In sports, you can’t ever take anything for granted. After the first rotation of today’s NCAA first semifinal meet, UCLA was in third place and the Bruins were second after three rotations.
At multiple times today, it looked like the Bruins might not have the chance to defend their title, especially considering how stingy the judges seemed to be.
How stingy were they? Extremely stingy.
Kyla Ross’ streak of perfect tens came to an end as no competitor earned a score higher than a 9.9500. Of course, leave it to Ross to do that twice — once on the vault and again on the floor.
Not even Katelyn Ohashi was able to breakthrough the judges’ stinginess as she “only” scored a 9.9250 on the floor.
Yeah. They were really, really stingy this morning.
Yet, despite that, the Bruins were able to finish with a total team score of 197.6750, which is 0.1125 points higher than the 197.5625 that they scored last year in the first semifinal.
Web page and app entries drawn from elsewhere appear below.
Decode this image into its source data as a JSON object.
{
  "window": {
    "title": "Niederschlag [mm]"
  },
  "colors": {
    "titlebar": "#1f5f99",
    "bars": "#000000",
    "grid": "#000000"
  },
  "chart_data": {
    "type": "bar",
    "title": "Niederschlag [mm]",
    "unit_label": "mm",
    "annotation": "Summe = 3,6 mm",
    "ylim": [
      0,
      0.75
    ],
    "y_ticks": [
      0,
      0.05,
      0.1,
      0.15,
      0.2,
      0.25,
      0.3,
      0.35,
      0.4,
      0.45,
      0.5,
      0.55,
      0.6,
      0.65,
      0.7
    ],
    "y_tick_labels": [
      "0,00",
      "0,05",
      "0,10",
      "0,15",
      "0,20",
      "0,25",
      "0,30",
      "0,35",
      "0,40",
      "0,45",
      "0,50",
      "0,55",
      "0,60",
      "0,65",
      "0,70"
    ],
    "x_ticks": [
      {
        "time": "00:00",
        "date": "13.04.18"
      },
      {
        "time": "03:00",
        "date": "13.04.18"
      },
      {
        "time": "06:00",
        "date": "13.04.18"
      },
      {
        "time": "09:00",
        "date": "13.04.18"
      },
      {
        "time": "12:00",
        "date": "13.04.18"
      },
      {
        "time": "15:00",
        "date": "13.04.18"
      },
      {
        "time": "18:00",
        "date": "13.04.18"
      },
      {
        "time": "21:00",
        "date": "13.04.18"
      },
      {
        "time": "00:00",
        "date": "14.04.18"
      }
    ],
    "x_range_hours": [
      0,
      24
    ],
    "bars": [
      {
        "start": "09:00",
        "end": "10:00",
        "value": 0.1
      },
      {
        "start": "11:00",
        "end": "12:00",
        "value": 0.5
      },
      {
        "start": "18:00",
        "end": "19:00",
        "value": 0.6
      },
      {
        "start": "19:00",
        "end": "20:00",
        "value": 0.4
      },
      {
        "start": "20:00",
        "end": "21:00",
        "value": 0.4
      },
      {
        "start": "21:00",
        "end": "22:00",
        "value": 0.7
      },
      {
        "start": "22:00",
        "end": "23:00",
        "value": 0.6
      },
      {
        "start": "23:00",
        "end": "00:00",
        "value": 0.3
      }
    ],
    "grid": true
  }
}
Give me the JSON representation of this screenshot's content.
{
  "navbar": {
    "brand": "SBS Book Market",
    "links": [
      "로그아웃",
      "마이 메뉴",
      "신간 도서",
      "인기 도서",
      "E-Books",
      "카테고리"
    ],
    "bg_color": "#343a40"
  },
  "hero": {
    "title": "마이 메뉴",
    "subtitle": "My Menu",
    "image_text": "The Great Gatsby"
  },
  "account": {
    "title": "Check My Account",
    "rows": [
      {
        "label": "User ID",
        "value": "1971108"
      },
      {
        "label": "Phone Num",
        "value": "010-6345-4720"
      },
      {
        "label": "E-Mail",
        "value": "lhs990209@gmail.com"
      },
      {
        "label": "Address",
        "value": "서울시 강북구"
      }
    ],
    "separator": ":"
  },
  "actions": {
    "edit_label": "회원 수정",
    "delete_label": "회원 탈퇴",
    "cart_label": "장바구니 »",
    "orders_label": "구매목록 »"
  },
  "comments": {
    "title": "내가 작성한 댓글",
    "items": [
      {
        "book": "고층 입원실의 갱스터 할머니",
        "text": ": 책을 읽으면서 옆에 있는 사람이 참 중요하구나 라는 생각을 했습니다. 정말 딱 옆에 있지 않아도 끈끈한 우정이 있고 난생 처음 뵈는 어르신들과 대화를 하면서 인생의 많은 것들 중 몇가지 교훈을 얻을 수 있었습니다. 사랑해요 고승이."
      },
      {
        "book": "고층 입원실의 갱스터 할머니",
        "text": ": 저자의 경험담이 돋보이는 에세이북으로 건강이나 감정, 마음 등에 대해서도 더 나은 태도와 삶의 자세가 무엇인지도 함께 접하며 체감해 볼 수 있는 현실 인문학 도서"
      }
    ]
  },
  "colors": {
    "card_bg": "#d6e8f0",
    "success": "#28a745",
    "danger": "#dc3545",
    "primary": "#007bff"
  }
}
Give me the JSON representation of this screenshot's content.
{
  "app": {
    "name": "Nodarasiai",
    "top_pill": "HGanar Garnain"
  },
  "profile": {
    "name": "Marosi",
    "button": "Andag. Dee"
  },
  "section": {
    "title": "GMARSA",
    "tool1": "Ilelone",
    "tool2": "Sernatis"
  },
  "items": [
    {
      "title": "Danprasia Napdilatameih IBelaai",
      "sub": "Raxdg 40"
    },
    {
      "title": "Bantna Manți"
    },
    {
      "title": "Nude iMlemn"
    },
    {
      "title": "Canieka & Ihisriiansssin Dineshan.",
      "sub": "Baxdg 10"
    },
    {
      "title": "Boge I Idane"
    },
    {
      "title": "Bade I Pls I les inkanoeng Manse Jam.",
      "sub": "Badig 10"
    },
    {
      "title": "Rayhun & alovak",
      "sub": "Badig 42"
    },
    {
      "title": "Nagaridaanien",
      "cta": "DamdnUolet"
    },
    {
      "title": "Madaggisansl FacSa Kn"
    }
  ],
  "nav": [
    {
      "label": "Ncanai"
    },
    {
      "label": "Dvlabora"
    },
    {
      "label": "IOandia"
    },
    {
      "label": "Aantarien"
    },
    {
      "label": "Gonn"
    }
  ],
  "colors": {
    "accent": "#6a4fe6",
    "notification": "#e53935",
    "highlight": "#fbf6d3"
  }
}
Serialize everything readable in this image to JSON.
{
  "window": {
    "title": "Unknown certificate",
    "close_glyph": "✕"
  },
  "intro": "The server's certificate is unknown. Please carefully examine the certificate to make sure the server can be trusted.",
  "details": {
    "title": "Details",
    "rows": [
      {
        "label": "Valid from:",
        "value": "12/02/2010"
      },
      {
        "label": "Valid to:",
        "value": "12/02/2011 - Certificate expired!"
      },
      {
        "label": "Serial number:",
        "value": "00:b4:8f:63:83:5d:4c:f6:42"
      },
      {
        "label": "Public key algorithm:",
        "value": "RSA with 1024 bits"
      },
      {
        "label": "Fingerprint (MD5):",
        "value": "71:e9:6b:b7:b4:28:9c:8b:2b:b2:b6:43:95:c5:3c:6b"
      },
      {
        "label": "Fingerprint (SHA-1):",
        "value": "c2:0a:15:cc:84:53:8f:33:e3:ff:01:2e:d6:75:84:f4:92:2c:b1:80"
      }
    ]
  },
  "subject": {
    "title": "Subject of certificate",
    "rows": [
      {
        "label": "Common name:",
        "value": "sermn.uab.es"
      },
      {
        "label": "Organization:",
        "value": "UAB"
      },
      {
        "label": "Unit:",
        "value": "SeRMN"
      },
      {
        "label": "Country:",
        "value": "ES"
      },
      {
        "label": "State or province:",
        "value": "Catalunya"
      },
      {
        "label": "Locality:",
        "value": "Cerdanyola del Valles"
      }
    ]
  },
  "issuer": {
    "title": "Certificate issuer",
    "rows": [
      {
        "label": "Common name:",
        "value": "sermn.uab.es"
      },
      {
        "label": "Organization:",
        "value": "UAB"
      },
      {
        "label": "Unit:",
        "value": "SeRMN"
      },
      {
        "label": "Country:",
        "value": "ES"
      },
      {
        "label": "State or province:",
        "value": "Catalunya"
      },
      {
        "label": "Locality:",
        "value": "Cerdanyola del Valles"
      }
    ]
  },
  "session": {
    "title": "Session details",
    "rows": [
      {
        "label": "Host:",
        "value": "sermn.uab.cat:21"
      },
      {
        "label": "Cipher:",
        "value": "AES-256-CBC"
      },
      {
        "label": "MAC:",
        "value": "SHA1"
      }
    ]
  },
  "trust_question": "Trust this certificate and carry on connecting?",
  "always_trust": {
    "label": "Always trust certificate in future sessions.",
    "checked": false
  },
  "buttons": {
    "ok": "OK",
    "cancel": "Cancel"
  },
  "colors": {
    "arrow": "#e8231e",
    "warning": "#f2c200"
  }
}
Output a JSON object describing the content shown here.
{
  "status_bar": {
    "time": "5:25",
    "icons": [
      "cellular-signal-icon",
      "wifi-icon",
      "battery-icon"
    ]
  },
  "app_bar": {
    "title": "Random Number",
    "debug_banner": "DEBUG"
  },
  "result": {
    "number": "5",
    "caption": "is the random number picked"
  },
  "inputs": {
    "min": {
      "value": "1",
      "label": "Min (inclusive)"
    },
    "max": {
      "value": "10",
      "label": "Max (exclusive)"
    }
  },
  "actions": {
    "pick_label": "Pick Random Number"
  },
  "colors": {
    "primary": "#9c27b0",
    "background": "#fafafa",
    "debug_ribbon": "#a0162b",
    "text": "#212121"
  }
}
As the top seed, UCLA competed in the Olympic order and started on the vault, which has consistently been the Bruins’ worst event of the four, and it was again today. Ross was the only Bruin to score higher than 9.8750 on the event. Felicia Hano was second for the Bruins while Pauline Tratz scored a 9.8500. Gracie Kramer added a 9.8125 while Nia Dennis began the rotation with a 9.800. That gave UCLA a 49.2875 for their first rotation while Utah finished the rotation in first with a 49.3125 on the floor and Michigan finished second with a 49.3000 on the bars. LSU was in fourth after this rotation with 49.1875 on the beam.
UCLA bounced back with strong second rotation as they moved to the bars. Margzetta Frazier got the rotation started with a solid 9.9000 and Nia Dennis followed with an identical score. Felicia Hano was third and earned a 9.8500 while Norah Flatley picked up a 9.7375, which was dropped. Hometown favorite Madison Kocian came up big for the Bruins with another 9.9000, which was needed because Ross received a score of just 9.8625. That gave UCLA a total for the rotation of 49.4125 and a two-rotation score of 98.700. That put the Bruins on top with Michigan in second with 98.6375, LSU in third with 98.6250 and Utah in fourth with 98.5375.
UCLA headed over to the beam where Gracie Glenn started things off with a 9.800. Brielle Nguyen improved on Glenn’s score with a 9.8500 and Kocian did the same with a 9.8750. Norah Flatley broke the improvement streak, but still scored a 9.8125, which allowed Glenn’s score to be dropped. Katelyn Ohashi was next with a 9.9250 and Ross finished up the rotation by scoring a 9.9000. That gave the Bruins a rotation total of 49.3625 and a team score of 148.0625 after three rotations. That was good enough to put UCLA in second behind LSU, which had a team total of 148.0750. Michigan was in third with a team total of 148.0125 while Utah’s team total of 147.8625 put them in fourth place.
For the final rotation, the Bruin Dance Party was up on the floor where UCLA scored a session-high for all teams and all rotations of 49.6125. Tratz got the party started with a 9.8125, which would eventually be dropped. Dennis was second and she scored a 9.8875. Kramer was next and earned a 9.9375, which would end up being the Bruins’ second best score on the floor today, even better than Ohashi. Ross followed and she outdid Kramer with a 9.9500 while Hano was next and scored a respectable 9.9125. After keeping everyone on the edge of their seats for nearly two hours, the Bruins finally secured the top with Hano’s floor routine. But there was one more Bruin to go.
Of course, that was Katelyn Ohashi, who only scored a 9.9250. That meant she had the third highest floor score on UCLA and put her in a tie for fourth overall in the session.
So, yeah, the judges were rough this morning.
UCLA’s rotation score pushed the Bruins back into first for the session with a team total of 197.6750 while LSU finished up in second with a team total of 197.5125. Michigan took third with 197.200 and Utah was fourth with 196.7250.
Of course, the bottom line is that the Bruins did what they needed to do to survive the semifinals and advance to tomorrow Final Four meet, or maybe it needs its own unique name like maybe the Fierce Four.
Whatever you choose to call it, the Bruins will be there looking to defend their national championship and seeking UCLA’s 117th NCAA title.
Go Bruins!!! Bring home NC #117!!!